Using the data below, show every line where the word "Enter" occurs.

++++ Records supplied

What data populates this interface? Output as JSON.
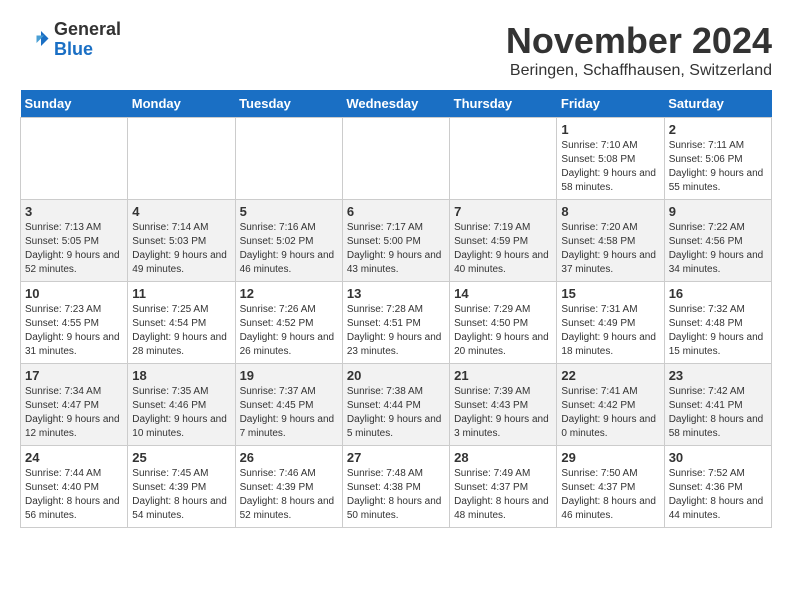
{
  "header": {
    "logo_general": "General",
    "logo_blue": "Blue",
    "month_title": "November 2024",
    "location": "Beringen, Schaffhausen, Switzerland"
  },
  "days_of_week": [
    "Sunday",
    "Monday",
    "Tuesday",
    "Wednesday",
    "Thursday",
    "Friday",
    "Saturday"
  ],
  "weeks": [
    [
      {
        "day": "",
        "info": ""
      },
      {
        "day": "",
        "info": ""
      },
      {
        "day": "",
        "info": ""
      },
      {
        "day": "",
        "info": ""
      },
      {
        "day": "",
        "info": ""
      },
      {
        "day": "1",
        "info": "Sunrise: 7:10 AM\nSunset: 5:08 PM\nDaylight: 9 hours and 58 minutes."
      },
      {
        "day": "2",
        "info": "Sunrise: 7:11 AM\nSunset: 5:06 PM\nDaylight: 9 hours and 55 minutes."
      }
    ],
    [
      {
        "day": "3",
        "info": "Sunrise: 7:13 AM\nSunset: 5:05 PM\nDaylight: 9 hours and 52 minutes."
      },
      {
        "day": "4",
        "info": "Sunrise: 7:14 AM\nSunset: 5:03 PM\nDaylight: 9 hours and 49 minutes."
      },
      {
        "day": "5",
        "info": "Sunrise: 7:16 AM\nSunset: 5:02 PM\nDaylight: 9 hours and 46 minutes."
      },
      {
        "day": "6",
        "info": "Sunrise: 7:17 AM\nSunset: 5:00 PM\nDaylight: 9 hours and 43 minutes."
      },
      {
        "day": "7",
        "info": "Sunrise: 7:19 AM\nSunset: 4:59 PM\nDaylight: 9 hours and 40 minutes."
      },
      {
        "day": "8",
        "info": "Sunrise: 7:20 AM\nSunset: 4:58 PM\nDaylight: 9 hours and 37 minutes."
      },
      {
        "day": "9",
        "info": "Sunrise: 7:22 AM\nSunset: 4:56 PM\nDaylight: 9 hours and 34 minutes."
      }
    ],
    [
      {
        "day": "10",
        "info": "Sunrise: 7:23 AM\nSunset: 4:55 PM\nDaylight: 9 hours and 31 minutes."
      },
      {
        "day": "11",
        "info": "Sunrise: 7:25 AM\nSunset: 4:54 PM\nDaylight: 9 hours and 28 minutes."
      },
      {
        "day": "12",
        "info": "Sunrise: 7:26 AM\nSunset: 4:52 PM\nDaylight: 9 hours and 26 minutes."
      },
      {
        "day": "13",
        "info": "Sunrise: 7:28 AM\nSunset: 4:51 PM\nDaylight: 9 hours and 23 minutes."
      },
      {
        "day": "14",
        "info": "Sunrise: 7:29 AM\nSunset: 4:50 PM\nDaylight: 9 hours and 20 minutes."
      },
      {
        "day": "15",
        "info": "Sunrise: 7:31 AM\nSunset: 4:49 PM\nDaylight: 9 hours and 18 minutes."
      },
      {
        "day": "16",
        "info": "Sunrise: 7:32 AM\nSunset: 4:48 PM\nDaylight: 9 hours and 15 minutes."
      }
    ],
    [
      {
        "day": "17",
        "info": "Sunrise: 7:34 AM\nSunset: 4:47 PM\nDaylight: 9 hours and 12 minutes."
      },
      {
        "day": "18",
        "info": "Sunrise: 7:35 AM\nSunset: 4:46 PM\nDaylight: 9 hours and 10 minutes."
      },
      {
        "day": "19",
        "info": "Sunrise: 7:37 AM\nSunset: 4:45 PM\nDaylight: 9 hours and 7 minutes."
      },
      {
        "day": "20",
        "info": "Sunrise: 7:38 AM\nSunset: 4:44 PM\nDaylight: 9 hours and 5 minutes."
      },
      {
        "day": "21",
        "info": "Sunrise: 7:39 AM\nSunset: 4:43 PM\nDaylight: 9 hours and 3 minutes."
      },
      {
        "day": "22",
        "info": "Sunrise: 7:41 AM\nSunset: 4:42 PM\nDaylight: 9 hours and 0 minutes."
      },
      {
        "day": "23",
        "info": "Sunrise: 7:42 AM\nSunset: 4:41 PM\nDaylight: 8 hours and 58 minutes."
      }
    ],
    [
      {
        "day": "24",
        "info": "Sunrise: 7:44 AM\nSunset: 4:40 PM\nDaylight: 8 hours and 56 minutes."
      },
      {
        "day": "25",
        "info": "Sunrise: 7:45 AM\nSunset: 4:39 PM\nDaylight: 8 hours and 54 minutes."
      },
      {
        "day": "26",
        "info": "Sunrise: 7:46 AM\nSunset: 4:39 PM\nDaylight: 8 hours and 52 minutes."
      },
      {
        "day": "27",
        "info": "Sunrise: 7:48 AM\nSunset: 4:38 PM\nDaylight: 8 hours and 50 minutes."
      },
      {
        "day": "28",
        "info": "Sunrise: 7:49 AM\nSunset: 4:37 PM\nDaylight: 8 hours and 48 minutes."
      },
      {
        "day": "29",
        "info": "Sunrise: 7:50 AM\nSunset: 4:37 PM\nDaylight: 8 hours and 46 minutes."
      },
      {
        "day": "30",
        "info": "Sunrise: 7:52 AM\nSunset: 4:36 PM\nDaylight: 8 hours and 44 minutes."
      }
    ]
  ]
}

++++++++
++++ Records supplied

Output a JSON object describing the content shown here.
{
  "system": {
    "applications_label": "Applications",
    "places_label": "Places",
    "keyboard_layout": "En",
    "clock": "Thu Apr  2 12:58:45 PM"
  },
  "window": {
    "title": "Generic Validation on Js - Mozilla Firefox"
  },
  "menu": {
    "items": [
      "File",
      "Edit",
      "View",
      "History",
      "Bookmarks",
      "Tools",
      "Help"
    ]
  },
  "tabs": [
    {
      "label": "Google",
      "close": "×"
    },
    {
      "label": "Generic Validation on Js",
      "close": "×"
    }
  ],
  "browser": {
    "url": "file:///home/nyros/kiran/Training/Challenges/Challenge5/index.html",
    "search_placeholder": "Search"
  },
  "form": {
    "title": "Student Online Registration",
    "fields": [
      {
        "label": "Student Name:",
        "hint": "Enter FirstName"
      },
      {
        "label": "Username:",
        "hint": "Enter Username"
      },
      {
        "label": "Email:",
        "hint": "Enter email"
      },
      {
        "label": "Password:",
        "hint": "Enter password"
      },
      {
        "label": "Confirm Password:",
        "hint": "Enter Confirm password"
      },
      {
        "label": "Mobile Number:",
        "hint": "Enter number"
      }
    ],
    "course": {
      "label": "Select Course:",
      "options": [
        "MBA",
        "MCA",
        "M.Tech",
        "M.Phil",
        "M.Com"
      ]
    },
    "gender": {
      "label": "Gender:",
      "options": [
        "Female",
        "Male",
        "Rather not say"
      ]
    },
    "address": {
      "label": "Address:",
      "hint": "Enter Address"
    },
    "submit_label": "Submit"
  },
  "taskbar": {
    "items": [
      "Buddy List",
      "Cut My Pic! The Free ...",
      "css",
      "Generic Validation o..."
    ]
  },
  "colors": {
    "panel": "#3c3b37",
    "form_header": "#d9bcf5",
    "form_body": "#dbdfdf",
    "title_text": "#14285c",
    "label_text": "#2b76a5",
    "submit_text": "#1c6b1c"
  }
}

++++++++
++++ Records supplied

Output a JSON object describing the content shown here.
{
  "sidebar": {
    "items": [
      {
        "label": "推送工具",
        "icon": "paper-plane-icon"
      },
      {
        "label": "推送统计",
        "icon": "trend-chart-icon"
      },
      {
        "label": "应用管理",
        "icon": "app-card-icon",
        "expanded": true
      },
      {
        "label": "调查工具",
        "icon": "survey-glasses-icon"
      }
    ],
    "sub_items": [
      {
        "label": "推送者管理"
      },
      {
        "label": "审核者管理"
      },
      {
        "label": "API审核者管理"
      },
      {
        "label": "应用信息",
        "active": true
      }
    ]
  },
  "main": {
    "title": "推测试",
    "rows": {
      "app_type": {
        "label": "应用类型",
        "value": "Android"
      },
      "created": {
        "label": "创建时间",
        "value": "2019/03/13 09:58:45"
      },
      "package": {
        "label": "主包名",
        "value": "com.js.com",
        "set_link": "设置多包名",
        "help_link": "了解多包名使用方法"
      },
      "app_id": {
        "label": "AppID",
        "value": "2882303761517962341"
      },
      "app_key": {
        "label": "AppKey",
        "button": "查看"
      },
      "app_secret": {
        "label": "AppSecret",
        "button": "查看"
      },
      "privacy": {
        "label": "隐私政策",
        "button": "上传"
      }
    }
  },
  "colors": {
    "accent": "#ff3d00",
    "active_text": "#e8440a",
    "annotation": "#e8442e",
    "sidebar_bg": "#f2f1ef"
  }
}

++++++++

-- Task output --
        "hint": "Enter FirstName"
        "hint": "Enter Username"
        "hint": "Enter email"
        "hint": "Enter password"
        "hint": "Enter Confirm password"
        "hint": "Enter number"
      "hint": "Enter Address"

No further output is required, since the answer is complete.